WHAT TO DO:
Answer with a number only: how many lines of the entries below contain the word "JSON"?

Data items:
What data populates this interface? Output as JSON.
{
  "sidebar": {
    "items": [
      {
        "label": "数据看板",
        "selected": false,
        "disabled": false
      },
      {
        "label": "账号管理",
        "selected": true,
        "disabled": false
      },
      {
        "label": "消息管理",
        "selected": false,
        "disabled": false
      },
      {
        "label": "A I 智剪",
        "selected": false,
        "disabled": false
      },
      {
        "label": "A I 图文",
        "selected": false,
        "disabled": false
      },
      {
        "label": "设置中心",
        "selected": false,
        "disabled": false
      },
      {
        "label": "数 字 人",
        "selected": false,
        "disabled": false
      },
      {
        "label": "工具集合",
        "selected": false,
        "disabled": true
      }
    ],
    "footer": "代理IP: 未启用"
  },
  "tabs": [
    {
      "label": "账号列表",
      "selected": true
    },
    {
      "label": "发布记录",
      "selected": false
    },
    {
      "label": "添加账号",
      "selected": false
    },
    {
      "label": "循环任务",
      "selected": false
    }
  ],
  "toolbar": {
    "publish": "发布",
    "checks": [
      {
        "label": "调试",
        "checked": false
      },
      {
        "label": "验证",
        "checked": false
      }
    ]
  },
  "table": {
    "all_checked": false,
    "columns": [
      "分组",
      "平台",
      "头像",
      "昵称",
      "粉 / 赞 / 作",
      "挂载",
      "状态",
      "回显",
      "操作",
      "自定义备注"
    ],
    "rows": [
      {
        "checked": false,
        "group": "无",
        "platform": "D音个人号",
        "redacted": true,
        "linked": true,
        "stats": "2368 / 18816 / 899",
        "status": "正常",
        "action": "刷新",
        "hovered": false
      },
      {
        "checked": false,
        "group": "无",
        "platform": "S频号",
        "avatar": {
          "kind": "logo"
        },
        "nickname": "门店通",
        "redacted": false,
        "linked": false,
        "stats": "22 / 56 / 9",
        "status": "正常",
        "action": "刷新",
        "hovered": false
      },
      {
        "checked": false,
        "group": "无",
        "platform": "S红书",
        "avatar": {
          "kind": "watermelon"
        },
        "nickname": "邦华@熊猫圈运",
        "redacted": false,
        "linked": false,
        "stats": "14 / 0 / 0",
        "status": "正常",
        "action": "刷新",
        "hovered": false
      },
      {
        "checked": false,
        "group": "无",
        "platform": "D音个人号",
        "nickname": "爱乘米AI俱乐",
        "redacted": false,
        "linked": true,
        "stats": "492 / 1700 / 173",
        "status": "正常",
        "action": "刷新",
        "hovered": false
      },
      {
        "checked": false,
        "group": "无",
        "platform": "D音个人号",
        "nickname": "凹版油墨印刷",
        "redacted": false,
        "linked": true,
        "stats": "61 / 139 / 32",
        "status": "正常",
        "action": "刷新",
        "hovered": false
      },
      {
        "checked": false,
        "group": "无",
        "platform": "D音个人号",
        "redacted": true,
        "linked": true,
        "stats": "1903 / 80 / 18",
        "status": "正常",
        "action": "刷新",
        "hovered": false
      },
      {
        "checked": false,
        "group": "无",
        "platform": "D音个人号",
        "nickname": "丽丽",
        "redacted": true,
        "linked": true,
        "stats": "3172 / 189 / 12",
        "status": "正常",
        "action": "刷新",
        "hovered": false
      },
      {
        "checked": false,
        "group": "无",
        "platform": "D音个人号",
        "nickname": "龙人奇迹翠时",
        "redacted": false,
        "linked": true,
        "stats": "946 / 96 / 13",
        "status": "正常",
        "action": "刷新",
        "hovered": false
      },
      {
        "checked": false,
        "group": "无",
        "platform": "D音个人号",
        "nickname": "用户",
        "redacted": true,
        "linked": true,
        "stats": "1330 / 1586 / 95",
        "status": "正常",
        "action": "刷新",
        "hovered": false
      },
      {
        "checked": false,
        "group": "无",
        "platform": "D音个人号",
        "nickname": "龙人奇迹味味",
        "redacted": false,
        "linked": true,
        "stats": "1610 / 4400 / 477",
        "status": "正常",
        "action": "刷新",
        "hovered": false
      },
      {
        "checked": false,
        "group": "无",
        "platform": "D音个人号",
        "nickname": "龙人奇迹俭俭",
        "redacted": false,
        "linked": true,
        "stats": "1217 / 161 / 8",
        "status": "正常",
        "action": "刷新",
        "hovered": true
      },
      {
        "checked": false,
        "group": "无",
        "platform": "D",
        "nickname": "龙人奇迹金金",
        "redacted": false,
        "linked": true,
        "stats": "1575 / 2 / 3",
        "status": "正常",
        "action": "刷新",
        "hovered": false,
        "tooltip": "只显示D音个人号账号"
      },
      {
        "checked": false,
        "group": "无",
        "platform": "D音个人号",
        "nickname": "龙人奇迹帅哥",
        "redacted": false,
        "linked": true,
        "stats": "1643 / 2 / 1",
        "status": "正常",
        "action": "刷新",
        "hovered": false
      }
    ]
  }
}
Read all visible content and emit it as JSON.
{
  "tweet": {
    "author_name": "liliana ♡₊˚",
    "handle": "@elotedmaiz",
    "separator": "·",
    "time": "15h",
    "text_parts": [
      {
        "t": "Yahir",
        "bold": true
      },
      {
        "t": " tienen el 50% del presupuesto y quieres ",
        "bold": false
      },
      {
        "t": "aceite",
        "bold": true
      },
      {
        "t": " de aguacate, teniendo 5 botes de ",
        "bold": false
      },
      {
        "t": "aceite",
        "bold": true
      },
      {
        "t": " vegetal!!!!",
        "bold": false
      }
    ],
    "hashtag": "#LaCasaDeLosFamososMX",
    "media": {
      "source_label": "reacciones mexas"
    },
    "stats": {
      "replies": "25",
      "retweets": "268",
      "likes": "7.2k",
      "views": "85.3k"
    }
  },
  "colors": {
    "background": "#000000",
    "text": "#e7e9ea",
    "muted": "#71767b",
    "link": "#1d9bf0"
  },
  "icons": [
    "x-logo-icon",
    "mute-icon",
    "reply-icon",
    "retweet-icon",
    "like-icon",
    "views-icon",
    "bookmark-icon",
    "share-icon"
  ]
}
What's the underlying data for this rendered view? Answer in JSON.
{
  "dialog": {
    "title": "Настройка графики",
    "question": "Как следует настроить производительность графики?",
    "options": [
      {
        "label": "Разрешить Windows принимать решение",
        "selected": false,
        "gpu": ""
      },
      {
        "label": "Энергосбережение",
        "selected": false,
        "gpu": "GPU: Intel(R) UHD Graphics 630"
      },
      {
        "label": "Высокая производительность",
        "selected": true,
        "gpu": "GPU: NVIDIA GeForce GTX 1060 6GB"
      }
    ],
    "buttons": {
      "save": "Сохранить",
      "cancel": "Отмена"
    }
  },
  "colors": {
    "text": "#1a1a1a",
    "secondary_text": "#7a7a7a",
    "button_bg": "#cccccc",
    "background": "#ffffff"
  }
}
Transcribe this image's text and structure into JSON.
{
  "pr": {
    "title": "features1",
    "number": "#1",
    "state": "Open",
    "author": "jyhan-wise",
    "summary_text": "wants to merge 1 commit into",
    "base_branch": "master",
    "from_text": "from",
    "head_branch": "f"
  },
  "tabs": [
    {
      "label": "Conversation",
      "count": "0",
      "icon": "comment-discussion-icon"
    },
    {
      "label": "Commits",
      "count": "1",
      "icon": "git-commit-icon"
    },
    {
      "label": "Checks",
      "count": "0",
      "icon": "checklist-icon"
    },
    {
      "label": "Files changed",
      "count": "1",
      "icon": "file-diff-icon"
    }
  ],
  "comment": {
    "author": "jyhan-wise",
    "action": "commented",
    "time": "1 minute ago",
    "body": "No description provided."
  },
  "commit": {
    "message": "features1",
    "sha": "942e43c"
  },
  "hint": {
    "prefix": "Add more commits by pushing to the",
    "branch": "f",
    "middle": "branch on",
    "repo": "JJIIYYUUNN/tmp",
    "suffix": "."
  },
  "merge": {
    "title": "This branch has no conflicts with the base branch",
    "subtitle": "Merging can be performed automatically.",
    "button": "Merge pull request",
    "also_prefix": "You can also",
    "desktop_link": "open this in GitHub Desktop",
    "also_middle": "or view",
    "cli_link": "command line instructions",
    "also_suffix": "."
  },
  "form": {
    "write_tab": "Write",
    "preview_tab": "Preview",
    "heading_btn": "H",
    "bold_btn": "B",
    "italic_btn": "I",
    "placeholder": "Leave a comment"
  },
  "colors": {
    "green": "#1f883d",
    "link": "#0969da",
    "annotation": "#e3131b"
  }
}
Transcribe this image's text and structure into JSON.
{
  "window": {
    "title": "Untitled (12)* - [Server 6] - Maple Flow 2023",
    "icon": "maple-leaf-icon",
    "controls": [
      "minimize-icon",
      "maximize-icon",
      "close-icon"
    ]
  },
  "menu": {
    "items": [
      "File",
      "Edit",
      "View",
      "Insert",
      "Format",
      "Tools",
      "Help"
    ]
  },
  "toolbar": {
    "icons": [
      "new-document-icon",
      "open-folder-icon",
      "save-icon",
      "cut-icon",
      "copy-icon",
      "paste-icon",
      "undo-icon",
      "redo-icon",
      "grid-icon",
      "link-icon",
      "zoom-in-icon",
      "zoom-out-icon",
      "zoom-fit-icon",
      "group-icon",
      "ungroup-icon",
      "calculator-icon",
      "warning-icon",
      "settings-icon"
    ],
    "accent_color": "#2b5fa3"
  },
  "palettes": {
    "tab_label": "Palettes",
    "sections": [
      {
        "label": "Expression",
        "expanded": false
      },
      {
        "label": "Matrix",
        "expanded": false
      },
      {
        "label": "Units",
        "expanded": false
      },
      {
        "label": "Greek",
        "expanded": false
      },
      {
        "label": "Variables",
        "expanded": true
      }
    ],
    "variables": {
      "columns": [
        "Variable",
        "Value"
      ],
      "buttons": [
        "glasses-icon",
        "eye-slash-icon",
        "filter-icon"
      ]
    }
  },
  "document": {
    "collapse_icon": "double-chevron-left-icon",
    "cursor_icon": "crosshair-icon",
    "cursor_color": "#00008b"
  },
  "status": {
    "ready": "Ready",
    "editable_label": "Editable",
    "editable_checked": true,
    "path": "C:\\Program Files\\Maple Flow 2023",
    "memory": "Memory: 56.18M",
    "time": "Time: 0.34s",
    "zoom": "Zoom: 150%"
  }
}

RESPONSE BELOW:
5